• [Work required]: Tally the lines in the following entries that include the word "Browsing"; state only the total.

[Component data from apps and pages]
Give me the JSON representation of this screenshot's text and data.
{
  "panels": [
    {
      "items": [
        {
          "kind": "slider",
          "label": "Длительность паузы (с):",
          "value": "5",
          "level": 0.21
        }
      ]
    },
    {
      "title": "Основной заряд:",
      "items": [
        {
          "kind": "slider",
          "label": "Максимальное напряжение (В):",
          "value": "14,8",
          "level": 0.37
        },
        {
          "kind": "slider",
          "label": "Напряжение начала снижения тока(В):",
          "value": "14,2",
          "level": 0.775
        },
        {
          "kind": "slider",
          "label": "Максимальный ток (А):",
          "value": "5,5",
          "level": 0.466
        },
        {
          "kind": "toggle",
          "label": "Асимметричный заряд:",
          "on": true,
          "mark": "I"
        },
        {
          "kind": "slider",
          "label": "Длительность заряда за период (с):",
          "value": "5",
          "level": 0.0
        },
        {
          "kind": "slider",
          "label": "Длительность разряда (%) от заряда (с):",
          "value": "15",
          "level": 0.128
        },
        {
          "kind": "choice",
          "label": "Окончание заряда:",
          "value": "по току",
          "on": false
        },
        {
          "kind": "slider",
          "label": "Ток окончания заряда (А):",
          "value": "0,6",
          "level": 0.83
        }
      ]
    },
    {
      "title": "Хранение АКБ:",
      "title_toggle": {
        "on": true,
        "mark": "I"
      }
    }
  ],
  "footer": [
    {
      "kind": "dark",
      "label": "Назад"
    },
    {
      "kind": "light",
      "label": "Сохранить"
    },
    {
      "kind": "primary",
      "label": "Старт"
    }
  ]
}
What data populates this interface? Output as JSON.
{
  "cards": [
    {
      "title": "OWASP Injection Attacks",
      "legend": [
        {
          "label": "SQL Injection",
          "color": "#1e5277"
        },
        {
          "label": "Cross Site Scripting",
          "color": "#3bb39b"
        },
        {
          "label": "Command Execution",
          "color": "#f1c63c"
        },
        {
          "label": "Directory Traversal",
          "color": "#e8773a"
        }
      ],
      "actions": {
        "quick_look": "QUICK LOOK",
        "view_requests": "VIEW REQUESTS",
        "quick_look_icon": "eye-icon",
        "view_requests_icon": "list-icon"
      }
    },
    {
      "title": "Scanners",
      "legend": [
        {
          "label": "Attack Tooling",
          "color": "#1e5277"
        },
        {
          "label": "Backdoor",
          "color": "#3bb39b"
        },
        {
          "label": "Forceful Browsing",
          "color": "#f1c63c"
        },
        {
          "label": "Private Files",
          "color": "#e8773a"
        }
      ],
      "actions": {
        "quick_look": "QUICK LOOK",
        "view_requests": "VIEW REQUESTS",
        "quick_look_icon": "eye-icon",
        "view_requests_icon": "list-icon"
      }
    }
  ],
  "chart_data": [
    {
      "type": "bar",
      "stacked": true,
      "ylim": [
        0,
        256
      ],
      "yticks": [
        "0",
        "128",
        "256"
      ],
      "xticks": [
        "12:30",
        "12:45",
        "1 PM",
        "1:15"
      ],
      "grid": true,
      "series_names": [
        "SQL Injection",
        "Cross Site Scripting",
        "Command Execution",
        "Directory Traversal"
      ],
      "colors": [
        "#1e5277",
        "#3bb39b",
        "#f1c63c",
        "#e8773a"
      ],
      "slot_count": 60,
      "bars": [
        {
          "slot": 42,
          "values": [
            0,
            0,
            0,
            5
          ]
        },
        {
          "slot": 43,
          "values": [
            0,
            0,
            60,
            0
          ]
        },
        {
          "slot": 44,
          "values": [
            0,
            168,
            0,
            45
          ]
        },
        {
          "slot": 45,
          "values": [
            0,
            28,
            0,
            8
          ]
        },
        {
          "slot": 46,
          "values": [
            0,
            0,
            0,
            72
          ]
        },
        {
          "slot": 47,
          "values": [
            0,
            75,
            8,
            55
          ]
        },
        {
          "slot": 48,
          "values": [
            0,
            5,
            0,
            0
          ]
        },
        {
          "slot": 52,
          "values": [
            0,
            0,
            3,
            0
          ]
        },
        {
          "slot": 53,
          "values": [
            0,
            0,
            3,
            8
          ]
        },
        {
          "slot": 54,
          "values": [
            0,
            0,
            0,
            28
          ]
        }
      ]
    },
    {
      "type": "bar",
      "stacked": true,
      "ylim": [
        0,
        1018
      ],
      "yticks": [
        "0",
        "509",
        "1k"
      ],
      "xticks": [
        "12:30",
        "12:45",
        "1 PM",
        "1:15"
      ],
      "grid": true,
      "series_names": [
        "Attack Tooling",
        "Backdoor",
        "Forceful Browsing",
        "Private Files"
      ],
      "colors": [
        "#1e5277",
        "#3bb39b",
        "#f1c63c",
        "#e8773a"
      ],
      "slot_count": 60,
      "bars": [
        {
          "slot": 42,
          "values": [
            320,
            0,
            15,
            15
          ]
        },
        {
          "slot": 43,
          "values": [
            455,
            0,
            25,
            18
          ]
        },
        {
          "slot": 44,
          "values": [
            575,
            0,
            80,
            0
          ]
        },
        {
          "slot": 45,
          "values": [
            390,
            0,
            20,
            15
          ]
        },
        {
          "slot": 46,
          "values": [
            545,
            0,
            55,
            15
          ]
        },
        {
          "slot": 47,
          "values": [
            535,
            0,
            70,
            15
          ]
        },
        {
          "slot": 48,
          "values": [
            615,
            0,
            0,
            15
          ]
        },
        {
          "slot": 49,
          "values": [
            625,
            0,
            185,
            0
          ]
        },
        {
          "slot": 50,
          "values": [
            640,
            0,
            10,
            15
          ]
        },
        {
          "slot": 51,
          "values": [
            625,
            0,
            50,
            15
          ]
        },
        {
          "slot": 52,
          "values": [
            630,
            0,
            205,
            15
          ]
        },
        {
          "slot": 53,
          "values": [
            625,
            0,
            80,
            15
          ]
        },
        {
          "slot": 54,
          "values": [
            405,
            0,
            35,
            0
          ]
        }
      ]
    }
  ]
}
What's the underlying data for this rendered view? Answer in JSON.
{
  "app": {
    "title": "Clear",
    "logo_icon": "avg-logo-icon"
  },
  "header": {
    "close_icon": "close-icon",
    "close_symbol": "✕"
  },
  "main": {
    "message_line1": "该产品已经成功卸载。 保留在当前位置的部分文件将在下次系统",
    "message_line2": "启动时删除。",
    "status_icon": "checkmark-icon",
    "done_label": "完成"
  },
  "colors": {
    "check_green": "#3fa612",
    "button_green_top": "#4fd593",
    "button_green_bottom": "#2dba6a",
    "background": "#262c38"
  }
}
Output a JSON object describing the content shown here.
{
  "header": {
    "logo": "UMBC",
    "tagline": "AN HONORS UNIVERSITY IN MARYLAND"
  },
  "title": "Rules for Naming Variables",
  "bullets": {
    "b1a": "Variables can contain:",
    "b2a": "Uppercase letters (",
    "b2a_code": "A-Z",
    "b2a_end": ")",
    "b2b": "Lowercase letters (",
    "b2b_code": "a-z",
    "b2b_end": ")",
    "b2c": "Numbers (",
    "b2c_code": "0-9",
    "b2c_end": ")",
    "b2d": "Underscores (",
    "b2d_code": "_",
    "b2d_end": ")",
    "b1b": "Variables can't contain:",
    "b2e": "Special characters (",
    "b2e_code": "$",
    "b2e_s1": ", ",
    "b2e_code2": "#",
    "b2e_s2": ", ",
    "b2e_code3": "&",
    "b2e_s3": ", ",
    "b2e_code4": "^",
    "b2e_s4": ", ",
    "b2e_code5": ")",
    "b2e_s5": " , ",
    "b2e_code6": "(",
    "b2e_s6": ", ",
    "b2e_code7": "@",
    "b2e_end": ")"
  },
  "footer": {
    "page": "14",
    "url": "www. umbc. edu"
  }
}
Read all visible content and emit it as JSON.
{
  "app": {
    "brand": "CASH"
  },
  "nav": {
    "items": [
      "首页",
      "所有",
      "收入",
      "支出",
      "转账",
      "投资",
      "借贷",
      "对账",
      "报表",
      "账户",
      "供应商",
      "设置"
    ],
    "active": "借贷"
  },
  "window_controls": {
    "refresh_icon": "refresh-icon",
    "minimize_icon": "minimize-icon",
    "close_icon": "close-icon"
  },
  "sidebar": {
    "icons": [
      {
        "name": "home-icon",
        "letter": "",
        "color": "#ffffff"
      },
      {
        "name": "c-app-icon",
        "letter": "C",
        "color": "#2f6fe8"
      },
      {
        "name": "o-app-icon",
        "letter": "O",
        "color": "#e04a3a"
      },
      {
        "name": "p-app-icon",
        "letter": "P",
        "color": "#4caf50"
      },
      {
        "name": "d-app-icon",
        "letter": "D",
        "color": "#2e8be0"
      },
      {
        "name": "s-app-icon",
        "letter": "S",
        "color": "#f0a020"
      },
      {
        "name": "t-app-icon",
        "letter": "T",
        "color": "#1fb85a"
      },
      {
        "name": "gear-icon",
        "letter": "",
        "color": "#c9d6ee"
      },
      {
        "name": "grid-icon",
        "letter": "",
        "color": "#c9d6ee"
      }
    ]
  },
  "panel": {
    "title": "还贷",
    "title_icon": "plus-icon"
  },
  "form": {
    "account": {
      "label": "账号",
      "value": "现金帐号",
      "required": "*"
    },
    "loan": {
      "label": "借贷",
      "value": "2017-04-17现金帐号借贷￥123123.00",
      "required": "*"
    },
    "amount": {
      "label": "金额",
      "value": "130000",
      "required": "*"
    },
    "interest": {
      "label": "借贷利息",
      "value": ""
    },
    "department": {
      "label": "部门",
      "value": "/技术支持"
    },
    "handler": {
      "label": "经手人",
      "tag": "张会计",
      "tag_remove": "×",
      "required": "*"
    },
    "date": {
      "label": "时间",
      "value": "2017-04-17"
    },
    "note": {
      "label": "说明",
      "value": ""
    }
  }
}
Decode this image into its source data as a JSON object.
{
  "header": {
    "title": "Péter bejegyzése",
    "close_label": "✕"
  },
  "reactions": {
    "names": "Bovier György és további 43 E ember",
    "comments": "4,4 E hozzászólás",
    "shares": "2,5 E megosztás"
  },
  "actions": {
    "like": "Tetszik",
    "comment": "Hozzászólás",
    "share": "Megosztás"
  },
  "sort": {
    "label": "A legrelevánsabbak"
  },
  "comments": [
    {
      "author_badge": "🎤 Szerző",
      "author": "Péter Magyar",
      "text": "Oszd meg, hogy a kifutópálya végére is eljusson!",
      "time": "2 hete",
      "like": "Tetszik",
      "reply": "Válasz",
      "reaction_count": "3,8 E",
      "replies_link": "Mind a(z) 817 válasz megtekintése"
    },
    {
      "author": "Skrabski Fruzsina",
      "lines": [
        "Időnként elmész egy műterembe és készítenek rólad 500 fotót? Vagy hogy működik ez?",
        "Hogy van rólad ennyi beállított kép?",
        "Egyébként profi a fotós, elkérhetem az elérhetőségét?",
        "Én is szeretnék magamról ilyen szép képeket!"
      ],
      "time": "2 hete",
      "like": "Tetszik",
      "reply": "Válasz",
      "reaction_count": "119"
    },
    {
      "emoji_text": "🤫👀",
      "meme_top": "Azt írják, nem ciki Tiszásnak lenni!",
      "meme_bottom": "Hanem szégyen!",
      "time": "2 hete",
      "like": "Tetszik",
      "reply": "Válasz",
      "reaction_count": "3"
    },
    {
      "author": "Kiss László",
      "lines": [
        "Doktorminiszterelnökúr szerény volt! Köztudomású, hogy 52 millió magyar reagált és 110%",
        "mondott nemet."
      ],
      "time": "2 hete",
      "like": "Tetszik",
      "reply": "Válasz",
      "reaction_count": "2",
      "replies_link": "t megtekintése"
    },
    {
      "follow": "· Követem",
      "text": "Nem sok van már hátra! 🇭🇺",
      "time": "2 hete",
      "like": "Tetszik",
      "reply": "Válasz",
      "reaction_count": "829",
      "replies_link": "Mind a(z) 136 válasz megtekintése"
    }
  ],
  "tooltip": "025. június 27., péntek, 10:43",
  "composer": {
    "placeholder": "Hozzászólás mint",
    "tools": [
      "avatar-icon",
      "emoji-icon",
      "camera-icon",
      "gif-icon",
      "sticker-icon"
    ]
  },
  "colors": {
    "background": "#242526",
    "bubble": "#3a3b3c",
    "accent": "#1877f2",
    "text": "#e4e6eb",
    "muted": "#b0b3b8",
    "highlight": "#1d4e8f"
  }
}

• [Response to this exercise]: 2